▶ Task goal: Word for word, set down the entries below.

▶ Interface dataset entries:
*** Begin section ***

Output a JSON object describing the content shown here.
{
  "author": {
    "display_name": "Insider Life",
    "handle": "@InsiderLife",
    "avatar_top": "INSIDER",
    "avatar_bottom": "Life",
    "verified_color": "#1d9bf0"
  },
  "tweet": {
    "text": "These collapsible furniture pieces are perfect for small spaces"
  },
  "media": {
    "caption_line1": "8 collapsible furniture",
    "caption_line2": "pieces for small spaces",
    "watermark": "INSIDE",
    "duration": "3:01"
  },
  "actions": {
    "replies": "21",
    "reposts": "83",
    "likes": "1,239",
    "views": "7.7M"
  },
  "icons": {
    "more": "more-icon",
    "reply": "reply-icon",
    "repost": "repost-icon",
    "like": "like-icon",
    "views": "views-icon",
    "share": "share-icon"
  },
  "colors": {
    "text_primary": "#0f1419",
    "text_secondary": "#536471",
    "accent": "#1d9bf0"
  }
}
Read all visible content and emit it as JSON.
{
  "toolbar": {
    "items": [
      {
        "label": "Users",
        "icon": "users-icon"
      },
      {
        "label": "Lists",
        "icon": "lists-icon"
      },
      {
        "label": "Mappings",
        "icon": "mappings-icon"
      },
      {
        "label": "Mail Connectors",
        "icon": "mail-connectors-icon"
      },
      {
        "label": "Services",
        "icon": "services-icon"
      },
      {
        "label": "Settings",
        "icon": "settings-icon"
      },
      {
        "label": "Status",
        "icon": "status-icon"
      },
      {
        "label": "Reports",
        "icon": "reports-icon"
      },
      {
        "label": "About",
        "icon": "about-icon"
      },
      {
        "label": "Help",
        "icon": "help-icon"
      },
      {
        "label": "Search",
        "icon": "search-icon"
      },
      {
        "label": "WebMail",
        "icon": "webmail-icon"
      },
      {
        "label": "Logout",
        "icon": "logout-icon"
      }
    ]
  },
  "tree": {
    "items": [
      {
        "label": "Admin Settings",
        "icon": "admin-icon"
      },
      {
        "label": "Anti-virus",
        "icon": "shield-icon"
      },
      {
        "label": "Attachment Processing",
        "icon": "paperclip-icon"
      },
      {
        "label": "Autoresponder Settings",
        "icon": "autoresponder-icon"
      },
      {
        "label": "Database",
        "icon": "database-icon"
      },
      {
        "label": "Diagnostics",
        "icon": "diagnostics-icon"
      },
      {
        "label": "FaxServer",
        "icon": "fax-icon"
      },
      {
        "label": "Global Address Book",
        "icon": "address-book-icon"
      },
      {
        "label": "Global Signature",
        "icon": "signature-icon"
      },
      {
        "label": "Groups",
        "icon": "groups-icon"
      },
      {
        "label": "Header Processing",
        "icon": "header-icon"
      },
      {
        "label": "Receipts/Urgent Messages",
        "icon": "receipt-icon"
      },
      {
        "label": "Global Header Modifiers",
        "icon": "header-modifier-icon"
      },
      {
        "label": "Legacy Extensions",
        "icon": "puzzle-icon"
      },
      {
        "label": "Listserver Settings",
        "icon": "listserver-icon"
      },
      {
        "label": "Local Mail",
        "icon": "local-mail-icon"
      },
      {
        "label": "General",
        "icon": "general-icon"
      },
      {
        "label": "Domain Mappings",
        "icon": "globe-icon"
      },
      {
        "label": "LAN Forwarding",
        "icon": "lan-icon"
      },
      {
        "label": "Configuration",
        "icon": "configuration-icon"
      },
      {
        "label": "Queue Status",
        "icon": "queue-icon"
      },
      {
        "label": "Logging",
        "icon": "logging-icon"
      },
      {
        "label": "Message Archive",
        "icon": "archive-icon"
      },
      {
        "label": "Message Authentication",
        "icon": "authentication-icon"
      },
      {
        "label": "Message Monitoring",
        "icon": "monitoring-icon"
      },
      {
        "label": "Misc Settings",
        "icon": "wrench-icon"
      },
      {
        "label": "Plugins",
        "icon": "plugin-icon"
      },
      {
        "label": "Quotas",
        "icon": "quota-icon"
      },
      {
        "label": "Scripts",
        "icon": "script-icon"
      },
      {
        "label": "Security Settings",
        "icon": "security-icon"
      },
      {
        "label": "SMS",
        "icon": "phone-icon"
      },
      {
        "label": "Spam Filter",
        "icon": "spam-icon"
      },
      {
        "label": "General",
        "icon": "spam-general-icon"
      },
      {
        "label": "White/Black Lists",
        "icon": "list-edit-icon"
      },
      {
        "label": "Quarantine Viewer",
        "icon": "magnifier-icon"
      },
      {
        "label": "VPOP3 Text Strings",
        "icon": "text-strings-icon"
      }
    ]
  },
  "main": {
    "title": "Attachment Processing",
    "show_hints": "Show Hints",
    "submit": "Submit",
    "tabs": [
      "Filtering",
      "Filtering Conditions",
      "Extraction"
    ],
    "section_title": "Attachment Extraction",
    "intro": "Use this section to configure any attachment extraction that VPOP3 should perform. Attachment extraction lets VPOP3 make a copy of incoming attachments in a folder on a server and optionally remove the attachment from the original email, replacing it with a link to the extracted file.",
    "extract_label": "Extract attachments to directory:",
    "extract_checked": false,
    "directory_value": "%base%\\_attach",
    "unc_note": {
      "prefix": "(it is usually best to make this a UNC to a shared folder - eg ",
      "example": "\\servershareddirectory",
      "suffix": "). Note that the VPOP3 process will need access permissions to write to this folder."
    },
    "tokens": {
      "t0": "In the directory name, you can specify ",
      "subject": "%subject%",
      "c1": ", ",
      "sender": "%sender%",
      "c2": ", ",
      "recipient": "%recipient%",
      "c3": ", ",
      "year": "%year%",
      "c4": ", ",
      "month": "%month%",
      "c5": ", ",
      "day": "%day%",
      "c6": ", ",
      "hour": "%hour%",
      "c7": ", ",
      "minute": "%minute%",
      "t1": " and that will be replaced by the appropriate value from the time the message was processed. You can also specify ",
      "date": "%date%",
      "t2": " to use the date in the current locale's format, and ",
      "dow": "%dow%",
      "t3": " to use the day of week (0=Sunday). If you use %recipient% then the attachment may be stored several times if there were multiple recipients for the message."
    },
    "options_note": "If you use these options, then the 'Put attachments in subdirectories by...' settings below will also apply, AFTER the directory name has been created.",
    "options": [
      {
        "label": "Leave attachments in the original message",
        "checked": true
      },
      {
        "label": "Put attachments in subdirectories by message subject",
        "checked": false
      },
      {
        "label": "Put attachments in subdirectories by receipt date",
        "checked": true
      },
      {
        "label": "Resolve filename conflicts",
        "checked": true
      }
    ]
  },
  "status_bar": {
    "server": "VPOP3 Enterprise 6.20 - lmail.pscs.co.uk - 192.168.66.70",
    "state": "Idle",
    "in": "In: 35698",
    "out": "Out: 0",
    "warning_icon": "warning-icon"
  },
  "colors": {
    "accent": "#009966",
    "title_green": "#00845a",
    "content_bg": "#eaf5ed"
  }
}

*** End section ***

▶ Expected output:
Output a JSON object describing the content shown here.
{
  "author": {
    "display_name": "Insider Life",
    "handle": "@InsiderLife",
    "avatar_top": "INSIDER",
    "avatar_bottom": "Life",
    "verified_color": "#1d9bf0"
  },
  "tweet": {
    "text": "These collapsible furniture pieces are perfect for small spaces"
  },
  "media": {
    "caption_line1": "8 collapsible furniture",
    "caption_line2": "pieces for small spaces",
    "watermark": "INSIDE",
    "duration": "3:01"
  },
  "actions": {
    "replies": "21",
    "reposts": "83",
    "likes": "1,239",
    "views": "7.7M"
  },
  "icons": {
    "more": "more-icon",
    "reply": "reply-icon",
    "repost": "repost-icon",
    "like": "like-icon",
    "views": "views-icon",
    "share": "share-icon"
  },
  "colors": {
    "text_primary": "#0f1419",
    "text_secondary": "#536471",
    "accent": "#1d9bf0"
  }
}
Read all visible content and emit it as JSON.
{
  "toolbar": {
    "items": [
      {
        "label": "Users",
        "icon": "users-icon"
      },
      {
        "label": "Lists",
        "icon": "lists-icon"
      },
      {
        "label": "Mappings",
        "icon": "mappings-icon"
      },
      {
        "label": "Mail Connectors",
        "icon": "mail-connectors-icon"
      },
      {
        "label": "Services",
        "icon": "services-icon"
      },
      {
        "label": "Settings",
        "icon": "settings-icon"
      },
      {
        "label": "Status",
        "icon": "status-icon"
      },
      {
        "label": "Reports",
        "icon": "reports-icon"
      },
      {
        "label": "About",
        "icon": "about-icon"
      },
      {
        "label": "Help",
        "icon": "help-icon"
      },
      {
        "label": "Search",
        "icon": "search-icon"
      },
      {
        "label": "WebMail",
        "icon": "webmail-icon"
      },
      {
        "label": "Logout",
        "icon": "logout-icon"
      }
    ]
  },
  "tree": {
    "items": [
      {
        "label": "Admin Settings",
        "icon": "admin-icon"
      },
      {
        "label": "Anti-virus",
        "icon": "shield-icon"
      },
      {
        "label": "Attachment Processing",
        "icon": "paperclip-icon"
      },
      {
        "label": "Autoresponder Settings",
        "icon": "autoresponder-icon"
      },
      {
        "label": "Database",
        "icon": "database-icon"
      },
      {
        "label": "Diagnostics",
        "icon": "diagnostics-icon"
      },
      {
        "label": "FaxServer",
        "icon": "fax-icon"
      },
      {
        "label": "Global Address Book",
        "icon": "address-book-icon"
      },
      {
        "label": "Global Signature",
        "icon": "signature-icon"
      },
      {
        "label": "Groups",
        "icon": "groups-icon"
      },
      {
        "label": "Header Processing",
        "icon": "header-icon"
      },
      {
        "label": "Receipts/Urgent Messages",
        "icon": "receipt-icon"
      },
      {
        "label": "Global Header Modifiers",
        "icon": "header-modifier-icon"
      },
      {
        "label": "Legacy Extensions",
        "icon": "puzzle-icon"
      },
      {
        "label": "Listserver Settings",
        "icon": "listserver-icon"
      },
      {
        "label": "Local Mail",
        "icon": "local-mail-icon"
      },
      {
        "label": "General",
        "icon": "general-icon"
      },
      {
        "label": "Domain Mappings",
        "icon": "globe-icon"
      },
      {
        "label": "LAN Forwarding",
        "icon": "lan-icon"
      },
      {
        "label": "Configuration",
        "icon": "configuration-icon"
      },
      {
        "label": "Queue Status",
        "icon": "queue-icon"
      },
      {
        "label": "Logging",
        "icon": "logging-icon"
      },
      {
        "label": "Message Archive",
        "icon": "archive-icon"
      },
      {
        "label": "Message Authentication",
        "icon": "authentication-icon"
      },
      {
        "label": "Message Monitoring",
        "icon": "monitoring-icon"
      },
      {
        "label": "Misc Settings",
        "icon": "wrench-icon"
      },
      {
        "label": "Plugins",
        "icon": "plugin-icon"
      },
      {
        "label": "Quotas",
        "icon": "quota-icon"
      },
      {
        "label": "Scripts",
        "icon": "script-icon"
      },
      {
        "label": "Security Settings",
        "icon": "security-icon"
      },
      {
        "label": "SMS",
        "icon": "phone-icon"
      },
      {
        "label": "Spam Filter",
        "icon": "spam-icon"
      },
      {
        "label": "General",
        "icon": "spam-general-icon"
      },
      {
        "label": "White/Black Lists",
        "icon": "list-edit-icon"
      },
      {
        "label": "Quarantine Viewer",
        "icon": "magnifier-icon"
      },
      {
        "label": "VPOP3 Text Strings",
        "icon": "text-strings-icon"
      }
    ]
  },
  "main": {
    "title": "Attachment Processing",
    "show_hints": "Show Hints",
    "submit": "Submit",
    "tabs": [
      "Filtering",
      "Filtering Conditions",
      "Extraction"
    ],
    "section_title": "Attachment Extraction",
    "intro": "Use this section to configure any attachment extraction that VPOP3 should perform. Attachment extraction lets VPOP3 make a copy of incoming attachments in a folder on a server and optionally remove the attachment from the original email, replacing it with a link to the extracted file.",
    "extract_label": "Extract attachments to directory:",
    "extract_checked": false,
    "directory_value": "%base%\\_attach",
    "unc_note": {
      "prefix": "(it is usually best to make this a UNC to a shared folder - eg ",
      "example": "\\servershareddirectory",
      "suffix": "). Note that the VPOP3 process will need access permissions to write to this folder."
    },
    "tokens": {
      "t0": "In the directory name, you can specify ",
      "subject": "%subject%",
      "c1": ", ",
      "sender": "%sender%",
      "c2": ", ",
      "recipient": "%recipient%",
      "c3": ", ",
      "year": "%year%",
      "c4": ", ",
      "month": "%month%",
      "c5": ", ",
      "day": "%day%",
      "c6": ", ",
      "hour": "%hour%",
      "c7": ", ",
      "minute": "%minute%",
      "t1": " and that will be replaced by the appropriate value from the time the message was processed. You can also specify ",
      "date": "%date%",
      "t2": " to use the date in the current locale's format, and ",
      "dow": "%dow%",
      "t3": " to use the day of week (0=Sunday). If you use %recipient% then the attachment may be stored several times if there were multiple recipients for the message."
    },
    "options_note": "If you use these options, then the 'Put attachments in subdirectories by...' settings below will also apply, AFTER the directory name has been created.",
    "options": [
      {
        "label": "Leave attachments in the original message",
        "checked": true
      },
      {
        "label": "Put attachments in subdirectories by message subject",
        "checked": false
      },
      {
        "label": "Put attachments in subdirectories by receipt date",
        "checked": true
      },
      {
        "label": "Resolve filename conflicts",
        "checked": true
      }
    ]
  },
  "status_bar": {
    "server": "VPOP3 Enterprise 6.20 - lmail.pscs.co.uk - 192.168.66.70",
    "state": "Idle",
    "in": "In: 35698",
    "out": "Out: 0",
    "warning_icon": "warning-icon"
  },
  "colors": {
    "accent": "#009966",
    "title_green": "#00845a",
    "content_bg": "#eaf5ed"
  }
}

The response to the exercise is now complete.